One of the ways they put together activities that they knew we would like was to ask us for our suggestions. Often my dad would put the question to us just after dinner on Sunday. He set it up perfectly. He would ask us for an idea for the following night’s family activity and if we didn’t provide one, we didn’t get dessert. Now I don’t care if you’re six or sixteen everyone wants dessert.
I will never forget one such night during the year following my diving accident. My dad informed us that he was going to go around the table and ask us what we wanted to do the following evening. That night he decided to go from oldest to youngest. Being the oldest, he turned to me and asked for my input. I gave it to him and when I did my mom placed my dessert in front of me. I was excited about this.
My father then turned to my sister is just younger than I, asked her the same question, and with her response she too received her dessert. The pattern continued until my dad reached my youngest brother Nathan. Nate was just six and so probably didn’t get listened to as much as he should have been in the first place. Add to that the fact that we were all seriously dedicated to our desserts, the only people really paying attention to Nathan’s response were my parents.
My dad asked Nate, “What should we do for tomorrow night’s family activity?” Nathan looked at him with a surety that only a six-year-old can possess and replied, “I want to teach Jason how to walk.”
You’d think that a statement like that would get my attention. But I was focused on y food so my mom’s dessert kept my full attention. My mom and dad however, were listening to Nathan’s every word. “How are we going to do that?” my dad questioned. Completely and totally sure of himself Nathan replied, “We’ll stand him up, and let him go.”
This got my attention. My dessert couldn’t hold my interest any longer. I began to imagine my head getting the kitchen linoleum floor. Concerned I said, “Well Nathan, what if I fall?” To which he replied, “We’ll stand you up and do it again.”
By this point, the entire family was listening to Nathan’s idea for Monday night’s family activity. We all chuckled at the thought eventually decided on one of the other ideas and went to bed.
That night as I laid in bed I began to think about what Nathan had said. I had been in a wheelchair for less than a year. You might only imagine the pleas, wishes, and prayers that were offered up by my family in hopes that my condition would be reversed. There was nothing that any member of my family wanted more than for me to walk.
Nathan however was tired of hoping and ready to act. He didn’t want to just wish anymore. He wanted to do. He wanted to actively pursue this grand desire.
We must follow Nathan’s example and act. Nathan believed that I could walk again. But he also knew (the way only a six-year-old could) that believing wouldn’t be enough. He had to act on his beliefs
When there are things that we want in our lives we have to do more than just wish them to be, for no matter how hard we try to wish things into our lives, wishing alone won’t make them so. We have to marry action to our hope. When we put hope and action together we get real power. This power enables us to make broad sweeping changes in our lives for the better.

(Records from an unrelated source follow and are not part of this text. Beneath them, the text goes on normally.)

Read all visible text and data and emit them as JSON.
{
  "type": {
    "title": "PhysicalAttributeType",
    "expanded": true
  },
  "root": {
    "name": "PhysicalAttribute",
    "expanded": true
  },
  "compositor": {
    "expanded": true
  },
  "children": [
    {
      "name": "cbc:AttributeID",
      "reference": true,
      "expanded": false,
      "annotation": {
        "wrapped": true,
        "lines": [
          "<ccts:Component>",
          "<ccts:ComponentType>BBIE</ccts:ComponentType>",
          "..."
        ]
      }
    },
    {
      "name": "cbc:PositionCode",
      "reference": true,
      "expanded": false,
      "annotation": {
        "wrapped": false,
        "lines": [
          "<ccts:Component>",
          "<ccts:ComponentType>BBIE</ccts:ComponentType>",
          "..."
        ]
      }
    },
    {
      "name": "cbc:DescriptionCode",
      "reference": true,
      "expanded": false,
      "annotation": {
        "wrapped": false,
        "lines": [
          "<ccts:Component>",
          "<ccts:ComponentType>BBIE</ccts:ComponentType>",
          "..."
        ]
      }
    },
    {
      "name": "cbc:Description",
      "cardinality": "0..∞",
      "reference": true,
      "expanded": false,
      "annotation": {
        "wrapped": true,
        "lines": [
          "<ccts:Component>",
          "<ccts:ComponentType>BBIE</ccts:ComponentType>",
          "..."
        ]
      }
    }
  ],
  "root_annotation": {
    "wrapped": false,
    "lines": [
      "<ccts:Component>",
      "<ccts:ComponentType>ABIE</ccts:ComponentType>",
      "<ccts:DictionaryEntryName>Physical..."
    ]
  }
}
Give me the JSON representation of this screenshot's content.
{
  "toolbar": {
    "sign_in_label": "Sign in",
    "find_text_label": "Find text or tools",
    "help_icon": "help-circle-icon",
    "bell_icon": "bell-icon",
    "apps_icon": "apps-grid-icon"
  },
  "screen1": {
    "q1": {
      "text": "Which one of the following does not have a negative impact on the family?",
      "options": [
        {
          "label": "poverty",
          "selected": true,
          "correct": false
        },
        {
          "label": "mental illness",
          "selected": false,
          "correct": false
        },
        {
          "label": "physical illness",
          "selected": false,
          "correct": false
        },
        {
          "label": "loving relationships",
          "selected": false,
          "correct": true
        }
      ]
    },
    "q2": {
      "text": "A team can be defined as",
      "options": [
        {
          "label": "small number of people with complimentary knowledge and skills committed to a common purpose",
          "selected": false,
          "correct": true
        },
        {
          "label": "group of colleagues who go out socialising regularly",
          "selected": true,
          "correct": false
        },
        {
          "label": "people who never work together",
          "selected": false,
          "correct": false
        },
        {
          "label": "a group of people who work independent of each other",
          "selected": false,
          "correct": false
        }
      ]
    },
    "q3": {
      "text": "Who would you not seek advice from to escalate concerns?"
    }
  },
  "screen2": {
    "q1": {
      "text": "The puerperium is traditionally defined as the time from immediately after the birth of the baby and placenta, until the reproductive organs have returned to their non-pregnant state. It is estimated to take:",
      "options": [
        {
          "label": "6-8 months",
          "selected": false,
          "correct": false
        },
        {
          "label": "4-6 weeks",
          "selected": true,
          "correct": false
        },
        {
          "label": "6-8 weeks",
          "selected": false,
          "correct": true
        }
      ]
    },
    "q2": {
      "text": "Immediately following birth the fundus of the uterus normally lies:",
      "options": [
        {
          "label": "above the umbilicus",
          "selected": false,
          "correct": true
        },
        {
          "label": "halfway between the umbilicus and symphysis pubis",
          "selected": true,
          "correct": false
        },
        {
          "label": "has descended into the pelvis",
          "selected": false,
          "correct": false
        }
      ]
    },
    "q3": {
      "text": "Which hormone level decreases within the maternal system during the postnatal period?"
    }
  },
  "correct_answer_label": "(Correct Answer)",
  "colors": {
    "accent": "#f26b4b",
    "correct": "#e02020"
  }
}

Besides, who’s to say that, if that night I had had the courage and willingness to act that Nathan did, he wouldn’t have been right.